  • ix

    Abbreviations

    AES Auger electron spectroscopy AFM atomic force microscopy CD compact disk CIP Cahn-Ingold-Prelog DC decacyclene DOS density of states EMT effective medium theory ESQC electron scattering quantum chemistry FCC face centered cubic FIM field ion microscopy GLE generalized Langevin equation GS ground state HOMO highest occupied molecular orbital HtBDC hexa-(tert-butyl)decacyclene IC integrated circuit KMC kinetic Monte Carlo LDOS local density of states LED light emitting diode LEED low energy electron diffraction LITD laser induced thermal desorption LUMO lowest unoccupied molecular orbital MD molecular dynamics ML monolayer MS mass spectrometry NN nearest neighbor NNN next-nearest neighbor OFHC oxygen-free high conductivity OMBD organic molecular beam deposition PC personal computer PID proportional integral differential

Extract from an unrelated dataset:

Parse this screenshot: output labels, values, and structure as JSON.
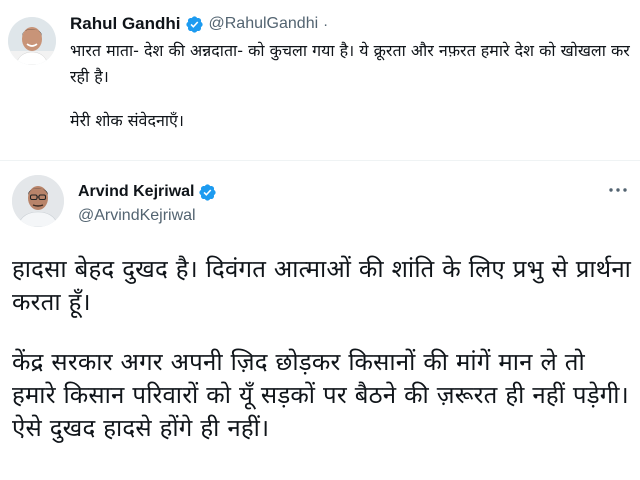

  • x ABBREVIATIONS

    PVBA 4-Trans-2-(pyridy-4-yl-vinyl)benzoic acid RMS root mean-squared ROM read only memory RT room temperature SPM scanning probe microscope STM scanning tunneling microscope TMR transfer and mobility of researchers TPD temperature programmed desorption TS transition state TST transition state theory UHV ultrahigh vacuum

  • 1

    CHAPTER 1

    Introduction

    1.1 Motivation

    Nanotechnology is the blanket term used to describe the precision manufacture of materials and structures where the characteristic dimensions are less than about 100 nm. [1]. The long-term goals of nanotechnology are to design materials with specific, advanced properties by controlling processes at the ultimate length scale of atoms and molecules [2]. In order to reach this goal, fundamental problems have to be tackled in areas as diverse as molecular biology, lithography, catalysis, and molecular-scale machines [3], as will be exemplified in the